> **WHAT TO WORK ON**:
Only the lines holding "JSON" are wanted; find them in the listing and return each one.

> **AVAILABLE DATA**:
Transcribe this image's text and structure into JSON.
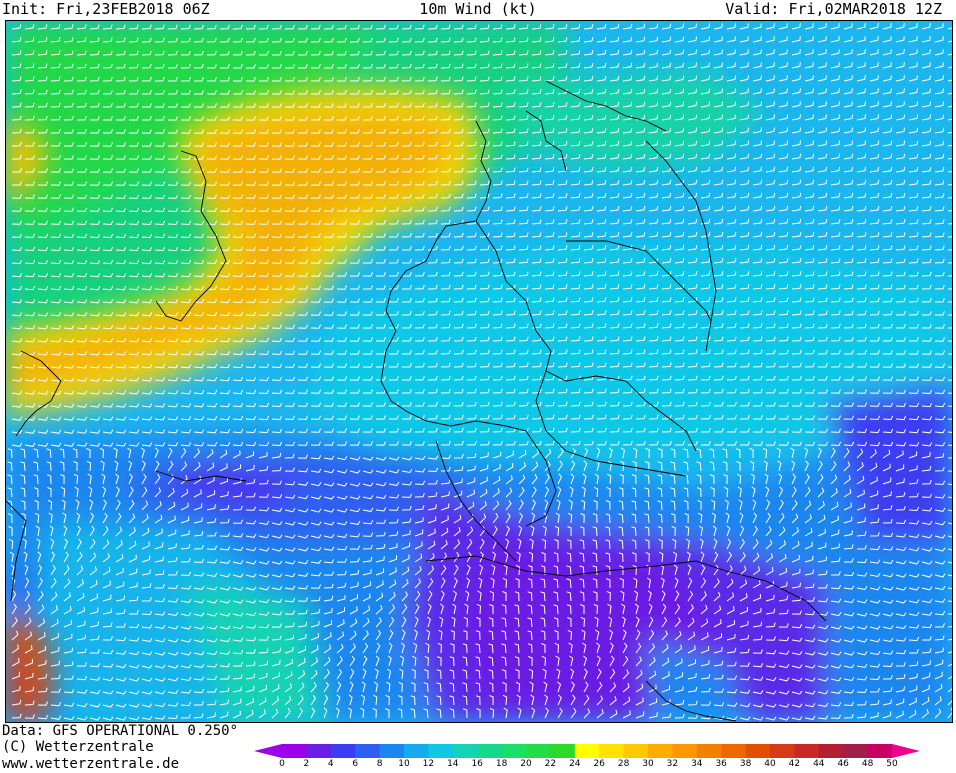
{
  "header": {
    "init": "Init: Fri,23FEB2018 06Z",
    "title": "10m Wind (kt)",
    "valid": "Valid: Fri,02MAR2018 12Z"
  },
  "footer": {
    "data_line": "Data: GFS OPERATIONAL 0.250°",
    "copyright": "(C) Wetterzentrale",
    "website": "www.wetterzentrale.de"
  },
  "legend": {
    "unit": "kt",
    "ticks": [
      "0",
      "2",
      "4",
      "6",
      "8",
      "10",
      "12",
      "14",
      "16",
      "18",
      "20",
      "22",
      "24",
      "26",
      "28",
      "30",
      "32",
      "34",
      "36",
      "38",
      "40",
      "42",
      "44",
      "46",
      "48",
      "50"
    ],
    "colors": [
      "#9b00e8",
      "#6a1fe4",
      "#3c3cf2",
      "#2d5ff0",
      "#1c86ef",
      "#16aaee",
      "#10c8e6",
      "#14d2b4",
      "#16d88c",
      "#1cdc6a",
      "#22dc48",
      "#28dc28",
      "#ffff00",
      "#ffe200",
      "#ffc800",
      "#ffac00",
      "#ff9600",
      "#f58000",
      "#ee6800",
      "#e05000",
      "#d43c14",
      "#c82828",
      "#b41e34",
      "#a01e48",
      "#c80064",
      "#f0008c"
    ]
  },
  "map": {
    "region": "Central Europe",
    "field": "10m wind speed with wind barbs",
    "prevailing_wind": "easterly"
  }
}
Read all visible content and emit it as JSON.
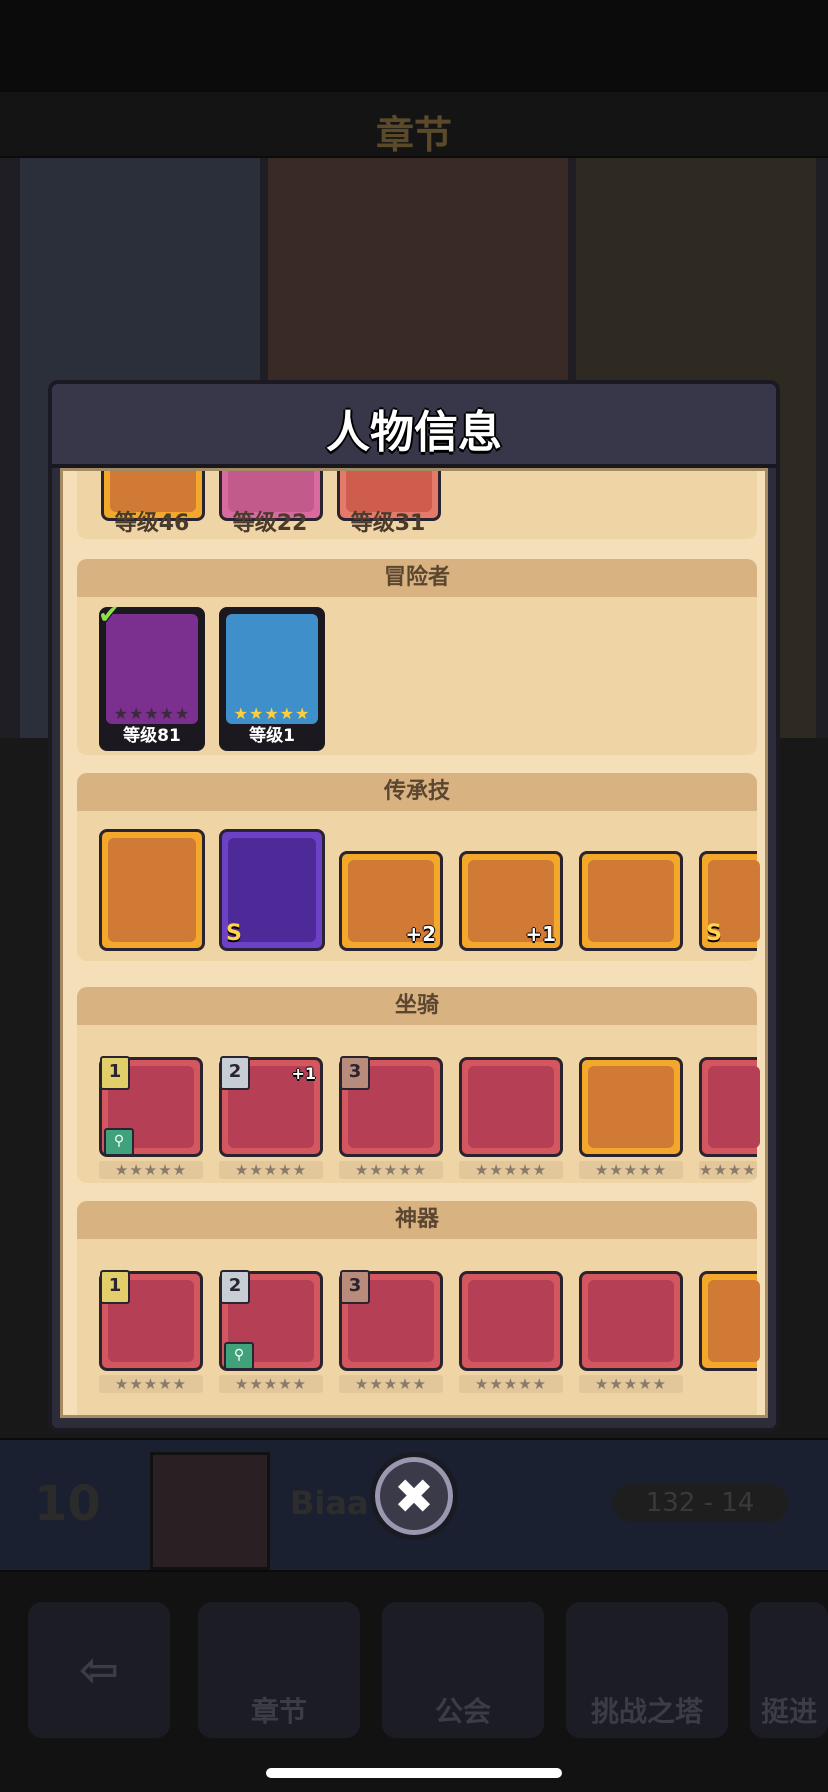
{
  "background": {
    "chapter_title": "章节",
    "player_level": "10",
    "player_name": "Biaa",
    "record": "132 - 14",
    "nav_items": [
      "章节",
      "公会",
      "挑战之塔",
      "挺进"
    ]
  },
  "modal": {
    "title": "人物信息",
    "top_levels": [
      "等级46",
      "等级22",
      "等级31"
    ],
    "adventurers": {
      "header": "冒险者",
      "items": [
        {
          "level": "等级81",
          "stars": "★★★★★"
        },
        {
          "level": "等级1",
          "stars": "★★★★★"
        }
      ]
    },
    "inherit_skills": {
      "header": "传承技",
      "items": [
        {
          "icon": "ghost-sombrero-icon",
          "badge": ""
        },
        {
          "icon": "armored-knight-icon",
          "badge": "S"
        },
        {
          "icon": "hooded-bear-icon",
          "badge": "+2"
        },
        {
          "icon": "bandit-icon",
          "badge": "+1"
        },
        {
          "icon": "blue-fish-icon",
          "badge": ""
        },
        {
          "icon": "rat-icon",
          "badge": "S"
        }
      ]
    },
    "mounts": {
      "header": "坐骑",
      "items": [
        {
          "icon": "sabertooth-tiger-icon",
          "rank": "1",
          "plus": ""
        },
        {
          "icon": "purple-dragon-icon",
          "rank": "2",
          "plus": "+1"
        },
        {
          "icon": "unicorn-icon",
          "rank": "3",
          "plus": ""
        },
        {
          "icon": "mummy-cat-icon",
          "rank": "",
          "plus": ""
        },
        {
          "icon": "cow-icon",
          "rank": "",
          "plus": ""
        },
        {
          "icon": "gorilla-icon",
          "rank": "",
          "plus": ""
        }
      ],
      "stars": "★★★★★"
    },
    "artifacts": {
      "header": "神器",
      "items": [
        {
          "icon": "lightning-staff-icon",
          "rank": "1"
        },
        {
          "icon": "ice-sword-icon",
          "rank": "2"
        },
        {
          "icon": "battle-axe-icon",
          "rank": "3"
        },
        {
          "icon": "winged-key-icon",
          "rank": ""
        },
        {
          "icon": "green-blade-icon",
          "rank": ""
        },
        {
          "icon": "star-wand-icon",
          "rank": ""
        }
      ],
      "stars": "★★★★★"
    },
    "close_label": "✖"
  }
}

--

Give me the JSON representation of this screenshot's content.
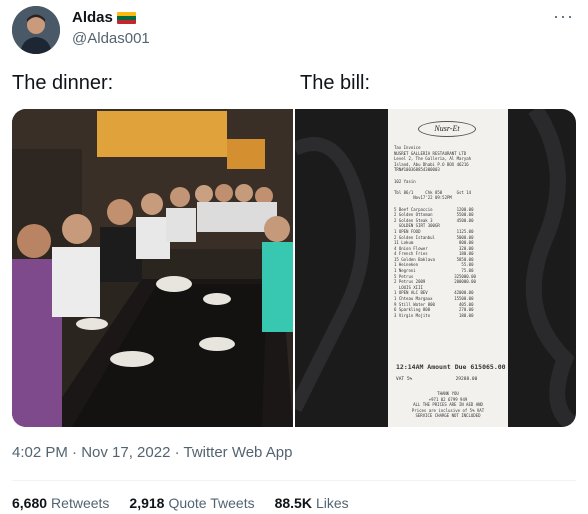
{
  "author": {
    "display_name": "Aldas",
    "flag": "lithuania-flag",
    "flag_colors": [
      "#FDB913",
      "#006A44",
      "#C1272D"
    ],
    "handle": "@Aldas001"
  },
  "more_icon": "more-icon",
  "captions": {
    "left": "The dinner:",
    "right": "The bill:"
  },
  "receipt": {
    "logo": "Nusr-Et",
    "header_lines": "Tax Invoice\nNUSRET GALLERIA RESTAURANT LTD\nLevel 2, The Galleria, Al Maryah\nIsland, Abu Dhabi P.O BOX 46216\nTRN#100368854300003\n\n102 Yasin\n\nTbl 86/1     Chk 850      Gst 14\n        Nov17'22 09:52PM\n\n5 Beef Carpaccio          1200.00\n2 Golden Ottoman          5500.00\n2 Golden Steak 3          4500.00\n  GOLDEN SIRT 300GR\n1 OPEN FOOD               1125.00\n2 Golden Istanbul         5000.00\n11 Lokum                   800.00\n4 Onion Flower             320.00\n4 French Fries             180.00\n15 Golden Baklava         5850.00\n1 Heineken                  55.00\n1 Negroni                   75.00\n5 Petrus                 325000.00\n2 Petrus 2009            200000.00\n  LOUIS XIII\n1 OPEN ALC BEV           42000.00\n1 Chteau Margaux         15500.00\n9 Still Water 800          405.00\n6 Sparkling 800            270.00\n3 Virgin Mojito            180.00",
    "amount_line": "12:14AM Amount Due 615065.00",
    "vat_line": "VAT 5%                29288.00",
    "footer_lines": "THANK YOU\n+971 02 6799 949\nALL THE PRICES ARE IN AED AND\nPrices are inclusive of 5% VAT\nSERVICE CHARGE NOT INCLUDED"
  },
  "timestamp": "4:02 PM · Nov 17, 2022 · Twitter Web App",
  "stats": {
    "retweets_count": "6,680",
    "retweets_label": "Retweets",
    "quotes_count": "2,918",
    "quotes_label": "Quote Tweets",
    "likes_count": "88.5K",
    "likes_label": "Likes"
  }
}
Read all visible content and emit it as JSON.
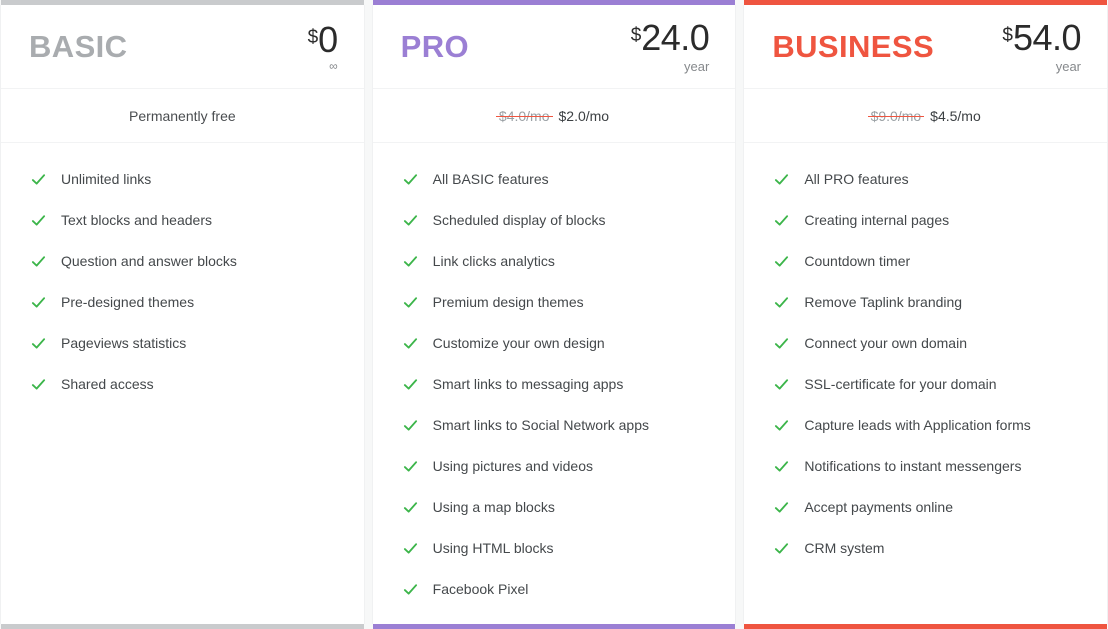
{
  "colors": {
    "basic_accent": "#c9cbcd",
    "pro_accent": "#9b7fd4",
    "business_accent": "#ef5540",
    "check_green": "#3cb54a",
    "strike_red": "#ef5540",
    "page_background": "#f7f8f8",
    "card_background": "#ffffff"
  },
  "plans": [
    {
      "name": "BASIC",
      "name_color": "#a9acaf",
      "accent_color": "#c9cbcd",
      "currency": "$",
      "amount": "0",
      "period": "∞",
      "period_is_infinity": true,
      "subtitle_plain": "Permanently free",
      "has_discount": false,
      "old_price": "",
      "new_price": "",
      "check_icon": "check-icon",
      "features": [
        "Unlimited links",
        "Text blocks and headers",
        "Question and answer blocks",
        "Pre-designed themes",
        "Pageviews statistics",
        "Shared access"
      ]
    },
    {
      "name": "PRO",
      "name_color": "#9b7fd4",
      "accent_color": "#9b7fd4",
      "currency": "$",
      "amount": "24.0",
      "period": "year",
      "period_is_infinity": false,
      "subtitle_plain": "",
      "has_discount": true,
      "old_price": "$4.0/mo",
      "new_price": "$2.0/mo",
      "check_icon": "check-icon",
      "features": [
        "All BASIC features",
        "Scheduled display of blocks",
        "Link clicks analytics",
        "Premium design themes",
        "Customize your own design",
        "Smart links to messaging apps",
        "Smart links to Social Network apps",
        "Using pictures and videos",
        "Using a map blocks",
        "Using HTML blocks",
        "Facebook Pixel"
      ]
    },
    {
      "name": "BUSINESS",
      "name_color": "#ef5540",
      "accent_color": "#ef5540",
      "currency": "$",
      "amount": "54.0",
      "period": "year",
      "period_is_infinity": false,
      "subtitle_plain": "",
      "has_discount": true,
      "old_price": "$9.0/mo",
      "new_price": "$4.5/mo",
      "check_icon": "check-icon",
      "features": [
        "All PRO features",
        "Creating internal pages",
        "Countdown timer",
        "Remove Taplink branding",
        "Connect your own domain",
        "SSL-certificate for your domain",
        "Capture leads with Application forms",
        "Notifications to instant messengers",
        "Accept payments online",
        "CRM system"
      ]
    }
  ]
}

> **RESULT OF THIS EXERCISE**:
Transcribe this image's text and structure into JSON.
Read all visible content and emit it as JSON.
Give me the JSON representation of this screenshot's content.
Read all visible content and emit it as JSON.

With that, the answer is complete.